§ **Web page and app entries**
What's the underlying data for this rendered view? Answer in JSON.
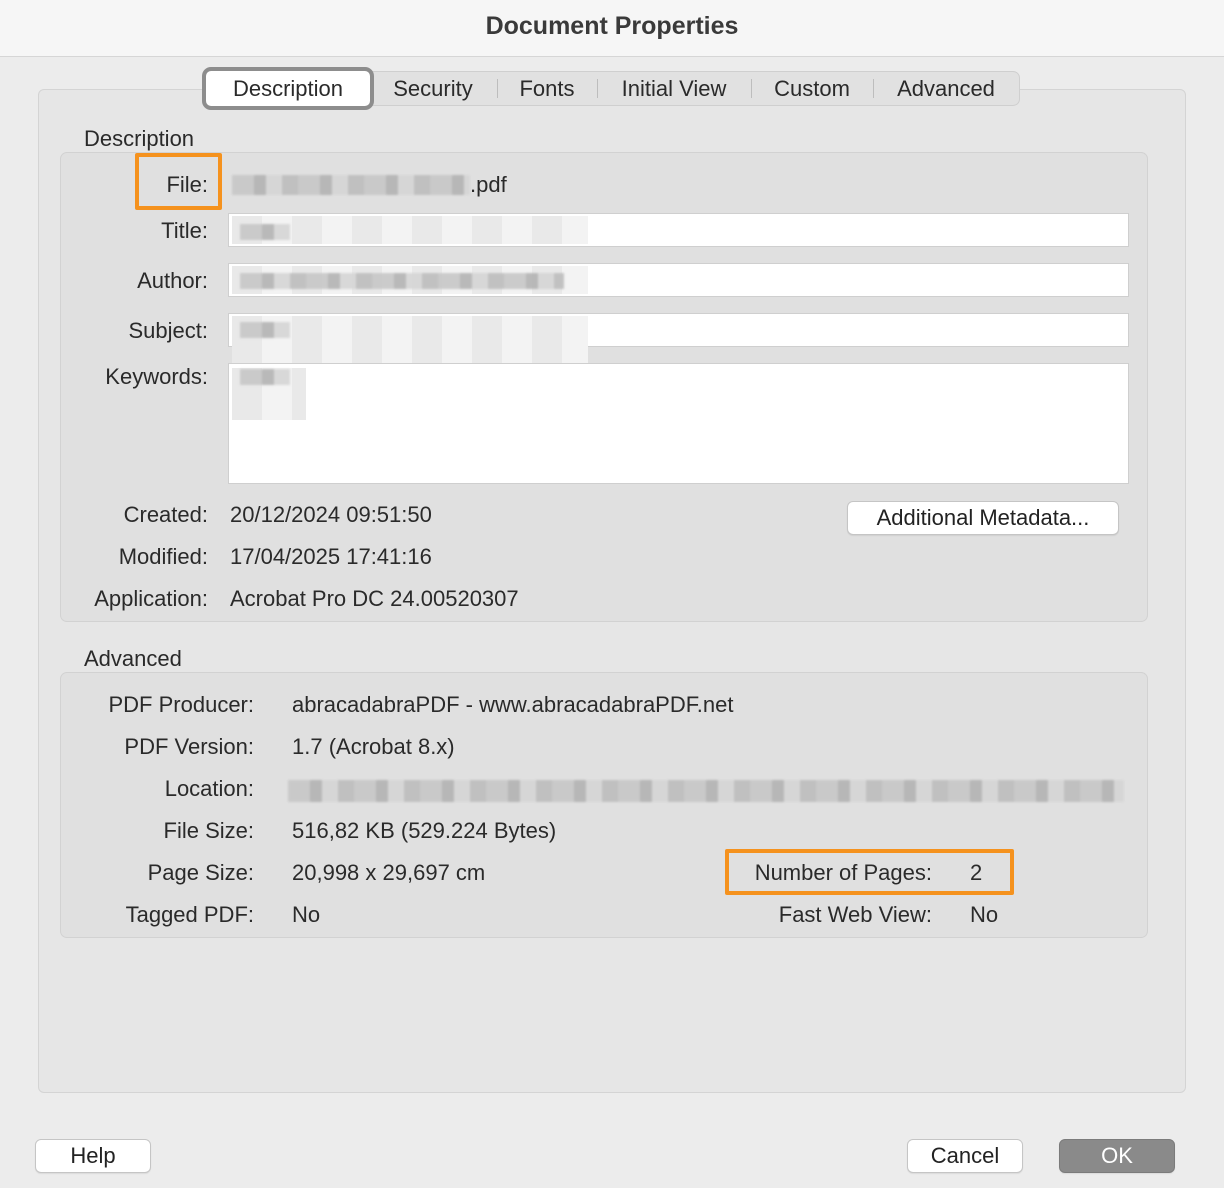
{
  "window": {
    "title": "Document Properties"
  },
  "tabs": [
    {
      "label": "Description",
      "active": true
    },
    {
      "label": "Security"
    },
    {
      "label": "Fonts"
    },
    {
      "label": "Initial View"
    },
    {
      "label": "Custom"
    },
    {
      "label": "Advanced"
    }
  ],
  "description": {
    "section_label": "Description",
    "file_label": "File:",
    "file_value": ".pdf",
    "title_label": "Title:",
    "author_label": "Author:",
    "subject_label": "Subject:",
    "keywords_label": "Keywords:",
    "created_label": "Created:",
    "created_value": "20/12/2024 09:51:50",
    "modified_label": "Modified:",
    "modified_value": "17/04/2025 17:41:16",
    "application_label": "Application:",
    "application_value": "Acrobat Pro DC 24.00520307",
    "metadata_button": "Additional Metadata..."
  },
  "advanced": {
    "section_label": "Advanced",
    "producer_label": "PDF Producer:",
    "producer_value": "abracadabraPDF - www.abracadabraPDF.net",
    "version_label": "PDF Version:",
    "version_value": "1.7 (Acrobat 8.x)",
    "location_label": "Location:",
    "filesize_label": "File Size:",
    "filesize_value": "516,82 KB (529.224 Bytes)",
    "pagesize_label": "Page Size:",
    "pagesize_value": "20,998 x 29,697 cm",
    "pages_label": "Number of Pages:",
    "pages_value": "2",
    "tagged_label": "Tagged PDF:",
    "tagged_value": "No",
    "fastweb_label": "Fast Web View:",
    "fastweb_value": "No"
  },
  "footer": {
    "help_label": "Help",
    "cancel_label": "Cancel",
    "ok_label": "OK"
  },
  "colors": {
    "highlight": "#f5921e",
    "ok_button": "#8a8a8a"
  }
}
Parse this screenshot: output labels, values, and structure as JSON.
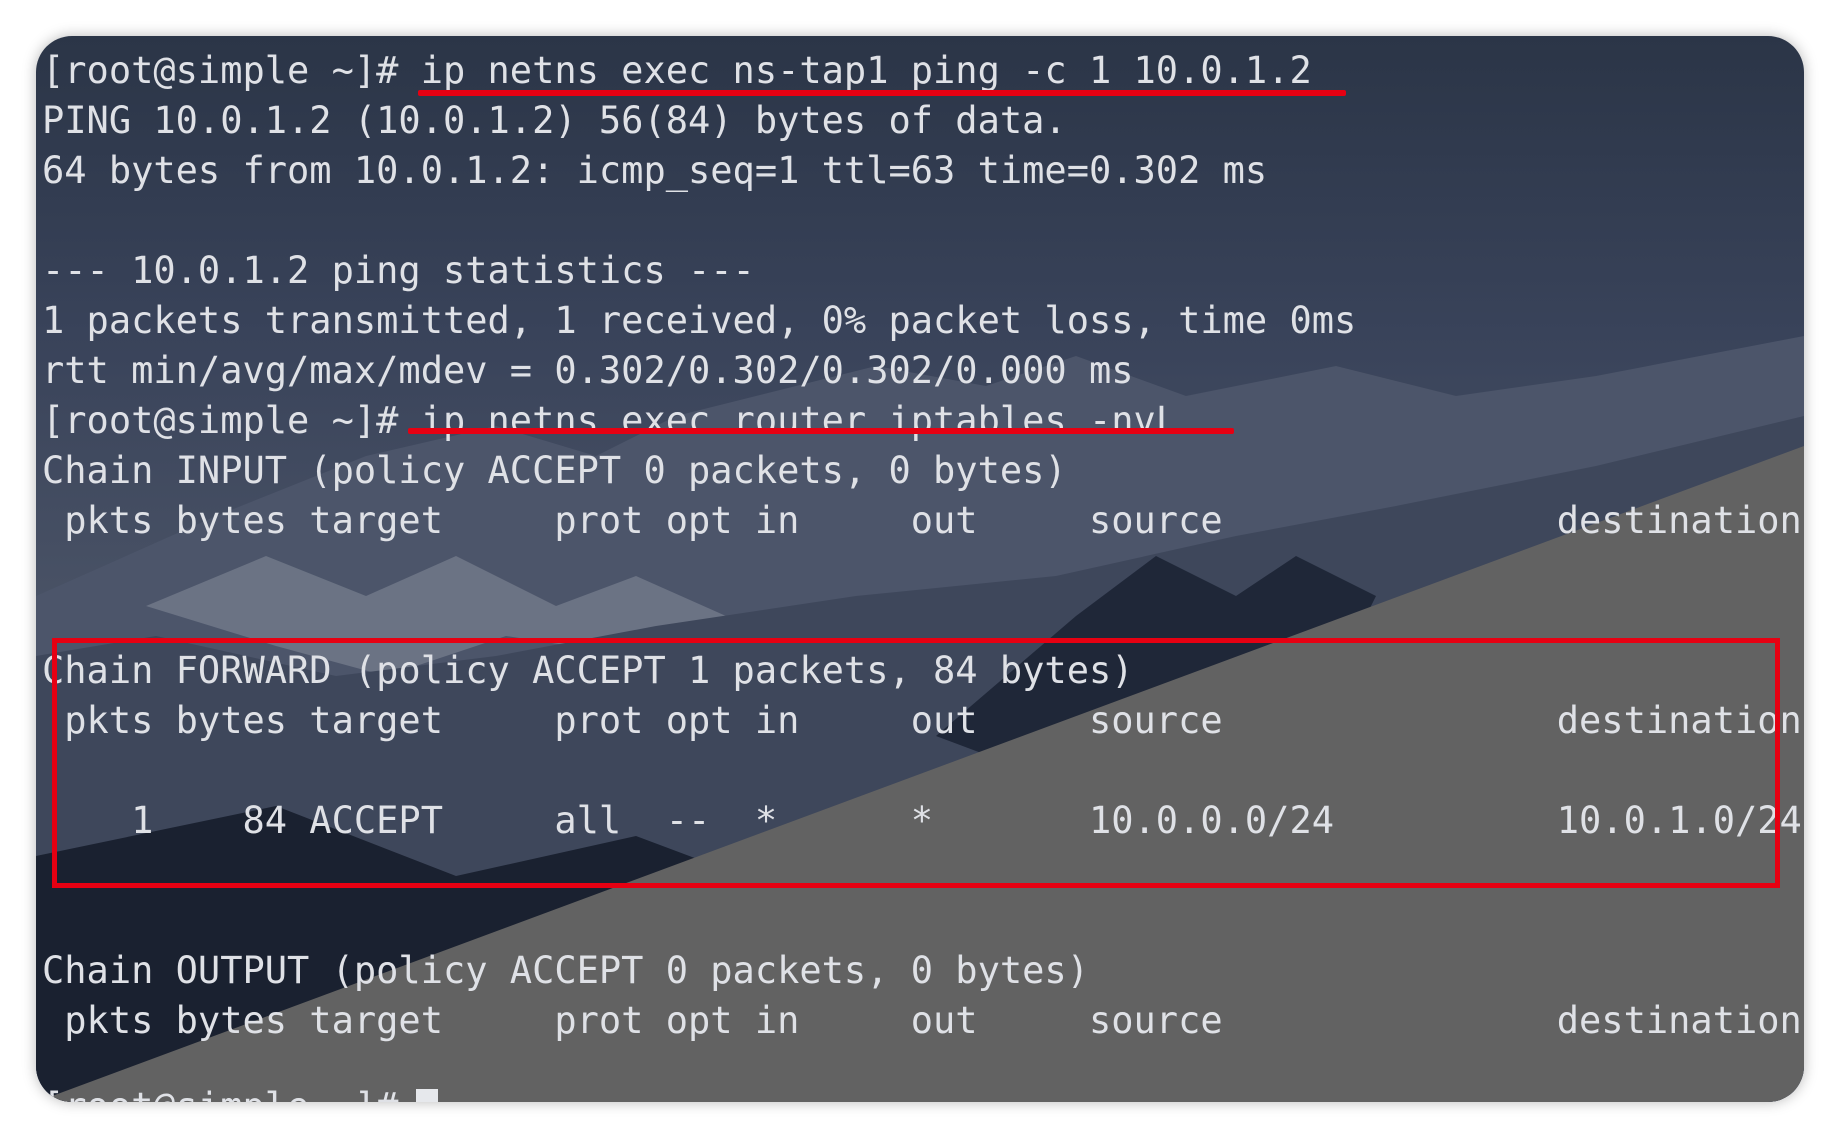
{
  "colors": {
    "annotation_red": "#e60012",
    "terminal_text": "#dfe1e6"
  },
  "terminal": {
    "lines": [
      "[root@simple ~]# ip netns exec ns-tap1 ping -c 1 10.0.1.2",
      "PING 10.0.1.2 (10.0.1.2) 56(84) bytes of data.",
      "64 bytes from 10.0.1.2: icmp_seq=1 ttl=63 time=0.302 ms",
      "",
      "--- 10.0.1.2 ping statistics ---",
      "1 packets transmitted, 1 received, 0% packet loss, time 0ms",
      "rtt min/avg/max/mdev = 0.302/0.302/0.302/0.000 ms",
      "[root@simple ~]# ip netns exec router iptables -nvL",
      "Chain INPUT (policy ACCEPT 0 packets, 0 bytes)",
      " pkts bytes target     prot opt in     out     source               destination",
      "",
      "",
      "Chain FORWARD (policy ACCEPT 1 packets, 84 bytes)",
      " pkts bytes target     prot opt in     out     source               destination",
      "",
      "    1    84 ACCEPT     all  --  *      *       10.0.0.0/24          10.0.1.0/24",
      "",
      "",
      "Chain OUTPUT (policy ACCEPT 0 packets, 0 bytes)",
      " pkts bytes target     prot opt in     out     source               destination",
      "",
      "[root@simple ~]# "
    ]
  }
}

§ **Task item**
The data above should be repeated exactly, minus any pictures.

§ **Answer section**
What's the underlying data for this rendered view? Answer in JSON.
{
  "window": {
    "title": "Document Properties"
  },
  "tabs": [
    {
      "label": "Description",
      "active": true
    },
    {
      "label": "Security"
    },
    {
      "label": "Fonts"
    },
    {
      "label": "Initial View"
    },
    {
      "label": "Custom"
    },
    {
      "label": "Advanced"
    }
  ],
  "description": {
    "section_label": "Description",
    "file_label": "File:",
    "file_value": ".pdf",
    "title_label": "Title:",
    "author_label": "Author:",
    "subject_label": "Subject:",
    "keywords_label": "Keywords:",
    "created_label": "Created:",
    "created_value": "20/12/2024 09:51:50",
    "modified_label": "Modified:",
    "modified_value": "17/04/2025 17:41:16",
    "application_label": "Application:",
    "application_value": "Acrobat Pro DC 24.00520307",
    "metadata_button": "Additional Metadata..."
  },
  "advanced": {
    "section_label": "Advanced",
    "producer_label": "PDF Producer:",
    "producer_value": "abracadabraPDF - www.abracadabraPDF.net",
    "version_label": "PDF Version:",
    "version_value": "1.7 (Acrobat 8.x)",
    "location_label": "Location:",
    "filesize_label": "File Size:",
    "filesize_value": "516,82 KB (529.224 Bytes)",
    "pagesize_label": "Page Size:",
    "pagesize_value": "20,998 x 29,697 cm",
    "pages_label": "Number of Pages:",
    "pages_value": "2",
    "tagged_label": "Tagged PDF:",
    "tagged_value": "No",
    "fastweb_label": "Fast Web View:",
    "fastweb_value": "No"
  },
  "footer": {
    "help_label": "Help",
    "cancel_label": "Cancel",
    "ok_label": "OK"
  },
  "colors": {
    "highlight": "#f5921e",
    "ok_button": "#8a8a8a"
  }
}
Parse this screenshot: output labels, values, and structure as JSON.
{
  "colors": {
    "annotation_red": "#e60012",
    "terminal_text": "#dfe1e6"
  },
  "terminal": {
    "lines": [
      "[root@simple ~]# ip netns exec ns-tap1 ping -c 1 10.0.1.2",
      "PING 10.0.1.2 (10.0.1.2) 56(84) bytes of data.",
      "64 bytes from 10.0.1.2: icmp_seq=1 ttl=63 time=0.302 ms",
      "",
      "--- 10.0.1.2 ping statistics ---",
      "1 packets transmitted, 1 received, 0% packet loss, time 0ms",
      "rtt min/avg/max/mdev = 0.302/0.302/0.302/0.000 ms",
      "[root@simple ~]# ip netns exec router iptables -nvL",
      "Chain INPUT (policy ACCEPT 0 packets, 0 bytes)",
      " pkts bytes target     prot opt in     out     source               destination",
      "",
      "",
      "Chain FORWARD (policy ACCEPT 1 packets, 84 bytes)",
      " pkts bytes target     prot opt in     out     source               destination",
      "",
      "    1    84 ACCEPT     all  --  *      *       10.0.0.0/24          10.0.1.0/24",
      "",
      "",
      "Chain OUTPUT (policy ACCEPT 0 packets, 0 bytes)",
      " pkts bytes target     prot opt in     out     source               destination",
      "",
      "[root@simple ~]# "
    ]
  }
}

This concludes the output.